• **WHAT NEEDS TO BE DONE**
Look through the data below and show every line that includes "JSON".

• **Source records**
--------------------
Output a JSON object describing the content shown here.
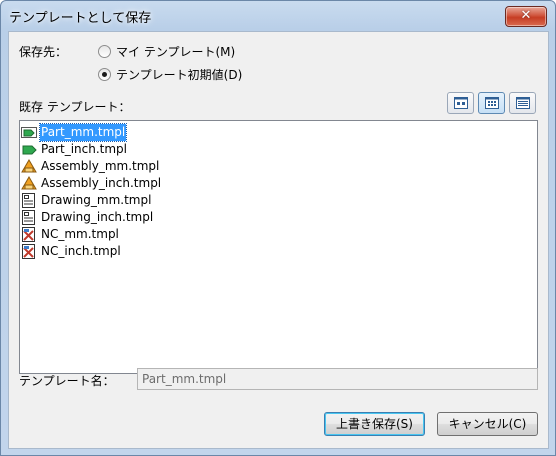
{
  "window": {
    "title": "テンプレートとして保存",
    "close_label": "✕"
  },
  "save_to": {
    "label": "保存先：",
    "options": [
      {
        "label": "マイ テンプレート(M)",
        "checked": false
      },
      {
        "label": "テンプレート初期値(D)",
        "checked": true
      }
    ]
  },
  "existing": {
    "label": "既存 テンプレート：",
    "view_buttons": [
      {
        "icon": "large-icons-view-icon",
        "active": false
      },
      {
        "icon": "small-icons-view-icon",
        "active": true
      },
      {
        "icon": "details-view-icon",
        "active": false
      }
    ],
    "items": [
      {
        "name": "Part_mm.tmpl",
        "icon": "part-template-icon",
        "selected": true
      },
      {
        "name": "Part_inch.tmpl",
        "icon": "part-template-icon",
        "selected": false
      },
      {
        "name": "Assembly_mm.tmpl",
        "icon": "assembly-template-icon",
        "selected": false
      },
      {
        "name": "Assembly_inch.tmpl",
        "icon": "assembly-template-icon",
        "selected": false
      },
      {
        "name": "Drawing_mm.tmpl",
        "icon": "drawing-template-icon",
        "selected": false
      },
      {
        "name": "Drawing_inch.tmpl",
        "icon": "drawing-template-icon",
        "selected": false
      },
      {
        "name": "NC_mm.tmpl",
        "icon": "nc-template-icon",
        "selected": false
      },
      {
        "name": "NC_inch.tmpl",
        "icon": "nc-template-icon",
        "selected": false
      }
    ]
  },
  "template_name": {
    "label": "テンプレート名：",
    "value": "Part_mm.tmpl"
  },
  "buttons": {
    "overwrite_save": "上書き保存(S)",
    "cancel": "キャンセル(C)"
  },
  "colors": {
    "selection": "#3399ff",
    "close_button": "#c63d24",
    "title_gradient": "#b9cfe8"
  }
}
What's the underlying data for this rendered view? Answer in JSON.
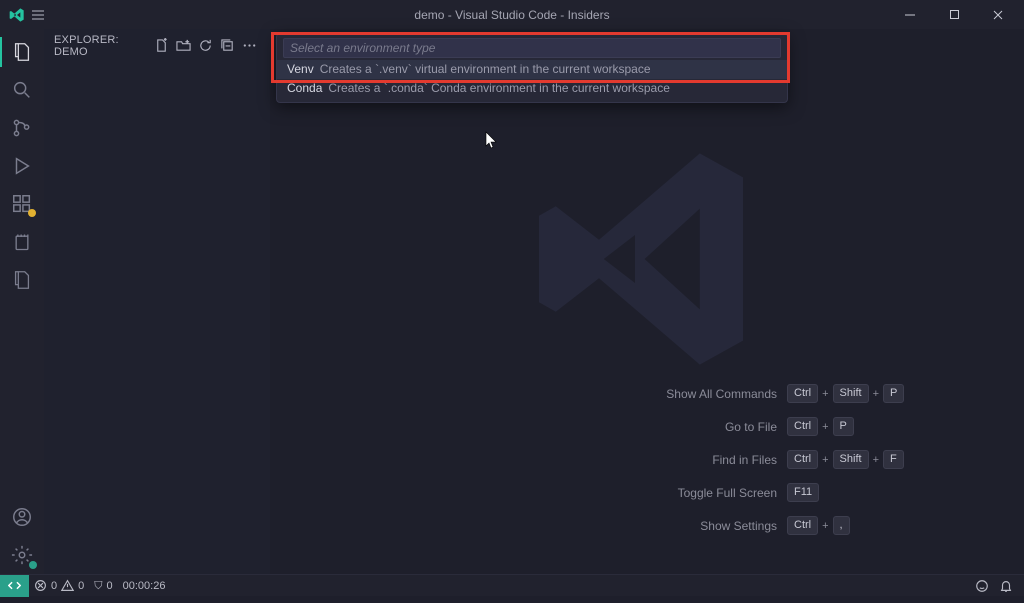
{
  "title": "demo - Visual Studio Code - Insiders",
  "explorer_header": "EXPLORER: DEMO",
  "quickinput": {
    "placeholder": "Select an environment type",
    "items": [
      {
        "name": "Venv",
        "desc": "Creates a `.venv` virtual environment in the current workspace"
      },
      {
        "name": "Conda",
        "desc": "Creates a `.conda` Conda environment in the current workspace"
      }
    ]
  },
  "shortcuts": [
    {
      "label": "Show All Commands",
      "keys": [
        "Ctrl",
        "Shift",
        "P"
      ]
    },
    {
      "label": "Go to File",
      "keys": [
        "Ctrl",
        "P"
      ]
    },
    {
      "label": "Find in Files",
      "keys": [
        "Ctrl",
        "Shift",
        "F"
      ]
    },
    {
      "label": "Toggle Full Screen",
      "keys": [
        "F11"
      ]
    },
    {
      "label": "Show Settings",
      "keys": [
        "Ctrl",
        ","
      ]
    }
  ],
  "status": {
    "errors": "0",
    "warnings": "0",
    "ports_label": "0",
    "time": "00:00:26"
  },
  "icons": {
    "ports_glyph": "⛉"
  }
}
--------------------
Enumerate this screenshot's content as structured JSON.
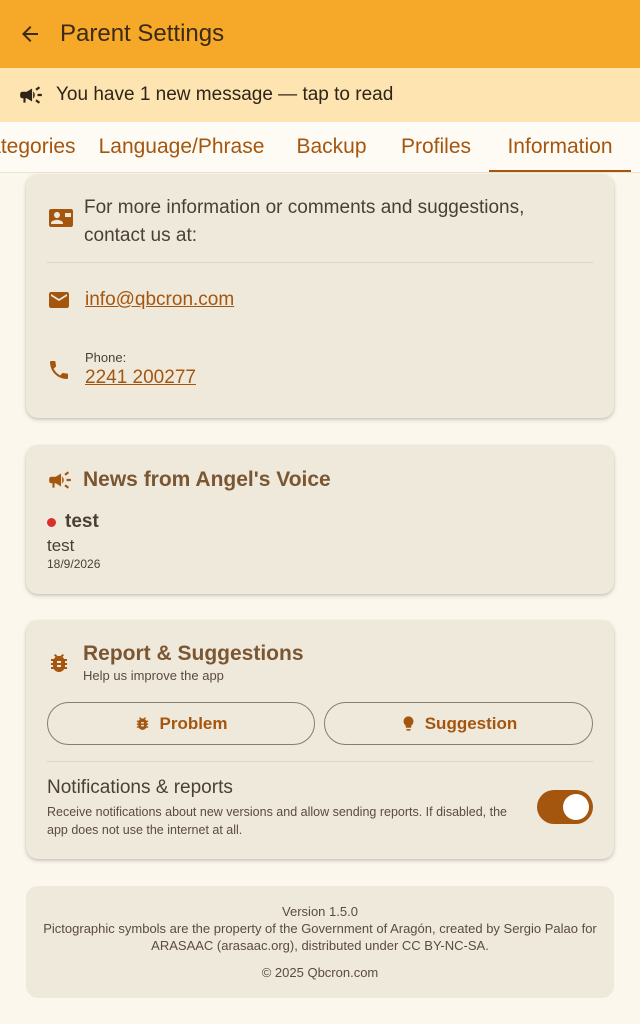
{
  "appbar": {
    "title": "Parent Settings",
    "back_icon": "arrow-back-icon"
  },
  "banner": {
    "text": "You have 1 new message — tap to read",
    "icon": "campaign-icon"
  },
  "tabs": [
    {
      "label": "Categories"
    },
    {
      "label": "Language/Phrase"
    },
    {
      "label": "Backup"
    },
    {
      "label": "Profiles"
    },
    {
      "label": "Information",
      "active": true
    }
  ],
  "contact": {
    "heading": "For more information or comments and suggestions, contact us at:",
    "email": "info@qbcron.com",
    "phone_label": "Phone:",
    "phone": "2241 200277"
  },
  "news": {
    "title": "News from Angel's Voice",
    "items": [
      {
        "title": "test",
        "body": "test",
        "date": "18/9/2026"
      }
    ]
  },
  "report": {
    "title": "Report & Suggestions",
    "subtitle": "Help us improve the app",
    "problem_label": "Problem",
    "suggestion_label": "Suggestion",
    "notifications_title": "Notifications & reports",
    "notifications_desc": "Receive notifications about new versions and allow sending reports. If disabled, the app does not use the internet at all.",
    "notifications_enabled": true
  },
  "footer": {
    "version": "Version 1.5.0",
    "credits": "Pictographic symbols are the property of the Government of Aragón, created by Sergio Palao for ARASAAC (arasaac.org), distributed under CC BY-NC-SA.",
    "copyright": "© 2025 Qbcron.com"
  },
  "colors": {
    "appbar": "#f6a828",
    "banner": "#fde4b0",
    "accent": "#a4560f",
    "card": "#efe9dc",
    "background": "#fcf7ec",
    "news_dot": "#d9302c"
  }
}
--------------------
• **TASK SOLUTION**
Output a JSON object describing the content shown here.
What's the underlying data for this rendered view? Answer in JSON.
Enumerate this screenshot's content as structured JSON.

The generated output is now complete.